RECORDED INFORMATION Start Marker
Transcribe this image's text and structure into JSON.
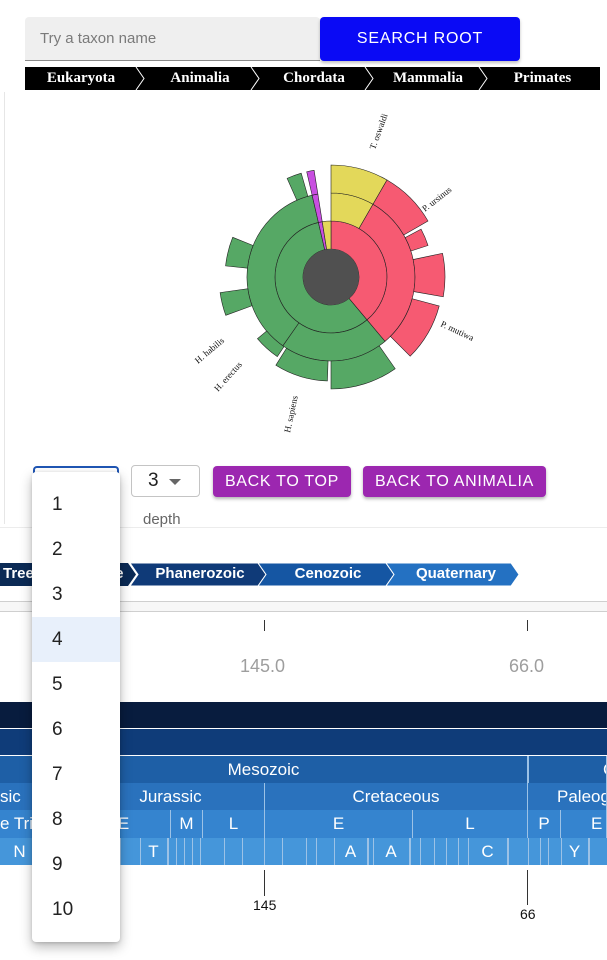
{
  "search": {
    "placeholder": "Try a taxon name",
    "button_label": "SEARCH ROOT"
  },
  "taxonomy_breadcrumb": [
    "Eukaryota",
    "Animalia",
    "Chordata",
    "Mammalia",
    "Primates"
  ],
  "sunburst": {
    "labels": [
      "T. oswaldi",
      "P. ursinus",
      "P. mutiwa",
      "H. sapiens",
      "H. erectus",
      "H. habilis"
    ],
    "colors": {
      "yellow": "#e3d85a",
      "pink": "#f65a72",
      "green": "#56a865",
      "purple": "#c84fe0",
      "center": "#505050"
    }
  },
  "controls": {
    "depth_value": "3",
    "depth_label": "depth",
    "back_to_top": "BACK TO TOP",
    "back_to_parent": "BACK TO ANIMALIA"
  },
  "depth_menu": {
    "options": [
      "1",
      "2",
      "3",
      "4",
      "5",
      "6",
      "7",
      "8",
      "9",
      "10"
    ],
    "selected": "4"
  },
  "geo_breadcrumb": [
    "Tree",
    "...e",
    "Phanerozoic",
    "Cenozoic",
    "Quaternary"
  ],
  "axis": {
    "tick_labels": [
      "145.0",
      "66.0"
    ],
    "bottom_labels": [
      "145",
      "66"
    ]
  },
  "timescale": {
    "era": [
      "Mesozoic",
      "C"
    ],
    "period": [
      "sic",
      "Jurassic",
      "Cretaceous",
      "Paleog"
    ],
    "epoch": [
      "e Tria",
      "E",
      "M",
      "L",
      "E",
      "L",
      "P",
      "E"
    ],
    "stage": [
      "N",
      "T",
      "A",
      "A",
      "C",
      "Y"
    ]
  }
}
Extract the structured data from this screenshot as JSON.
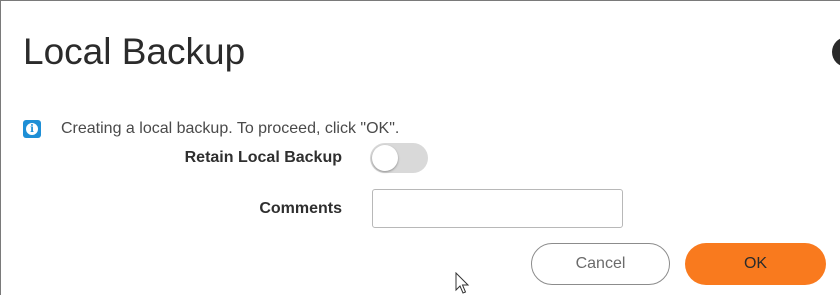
{
  "dialog": {
    "title": "Local Backup",
    "info_message": "Creating a local backup. To proceed, click \"OK\".",
    "info_icon": "info-icon",
    "fields": {
      "retain_label": "Retain Local Backup",
      "retain_enabled": false,
      "comments_label": "Comments",
      "comments_value": ""
    },
    "buttons": {
      "cancel_label": "Cancel",
      "ok_label": "OK"
    }
  },
  "colors": {
    "accent_ok": "#f97a1e",
    "info_blue": "#1e8fd6",
    "toggle_off": "#d9d9d9"
  }
}
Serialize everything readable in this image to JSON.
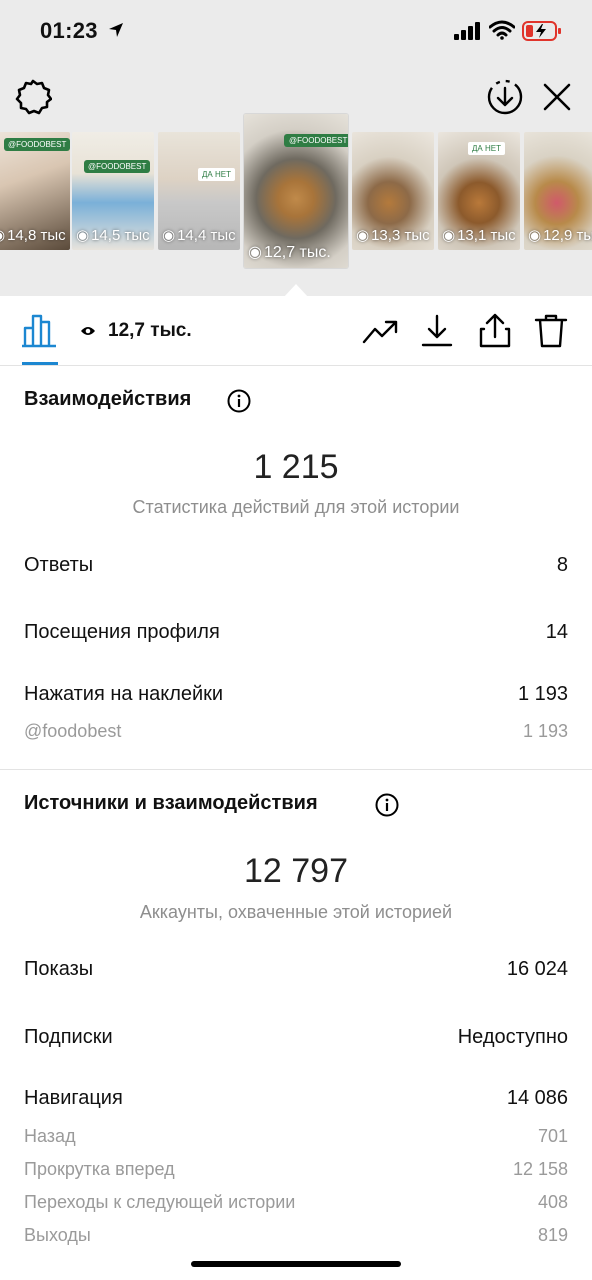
{
  "status_bar": {
    "time": "01:23",
    "icons": [
      "location-arrow-icon",
      "signal-icon",
      "wifi-icon",
      "battery-low-icon"
    ]
  },
  "header": {
    "icons": [
      "settings-icon",
      "save-story-icon",
      "close-icon"
    ]
  },
  "stories": [
    {
      "views": "14,8 тыс",
      "text": "@FOODOBEST"
    },
    {
      "views": "14,5 тыс",
      "text": "@FOODOBEST"
    },
    {
      "views": "14,4 тыс",
      "text": "ДА  НЕТ"
    },
    {
      "views": "12,7 тыс.",
      "text": "@FOODOBEST",
      "selected": true
    },
    {
      "views": "13,3 тыс",
      "text": ""
    },
    {
      "views": "13,1 тыс",
      "text": "ДА  НЕТ"
    },
    {
      "views": "12,9 тыс",
      "text": ""
    }
  ],
  "toolbar": {
    "views": "12,7 тыс.",
    "icons": [
      "insights-tab-icon",
      "eye-icon",
      "trend-icon",
      "download-icon",
      "share-icon",
      "trash-icon"
    ]
  },
  "interactions": {
    "title": "Взаимодействия",
    "total": "1 215",
    "caption": "Статистика действий для этой истории",
    "rows": [
      {
        "label": "Ответы",
        "value": "8"
      },
      {
        "label": "Посещения профиля",
        "value": "14"
      },
      {
        "label": "Нажатия на наклейки",
        "value": "1 193"
      }
    ],
    "sub_rows": [
      {
        "label": "@foodobest",
        "value": "1 193"
      }
    ]
  },
  "discovery": {
    "title": "Источники и взаимодействия",
    "total": "12 797",
    "caption": "Аккаунты, охваченные этой историей",
    "rows": [
      {
        "label": "Показы",
        "value": "16 024"
      },
      {
        "label": "Подписки",
        "value": "Недоступно"
      },
      {
        "label": "Навигация",
        "value": "14 086"
      }
    ],
    "sub_rows": [
      {
        "label": "Назад",
        "value": "701"
      },
      {
        "label": "Прокрутка вперед",
        "value": "12 158"
      },
      {
        "label": "Переходы к следующей истории",
        "value": "408"
      },
      {
        "label": "Выходы",
        "value": "819"
      }
    ]
  },
  "colors": {
    "accent": "#1c87d1",
    "muted": "#8e8e8e",
    "battery_red": "#e0342b"
  }
}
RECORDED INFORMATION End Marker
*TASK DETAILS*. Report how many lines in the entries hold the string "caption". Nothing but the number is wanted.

*EXERCISE OUTPUT*. 2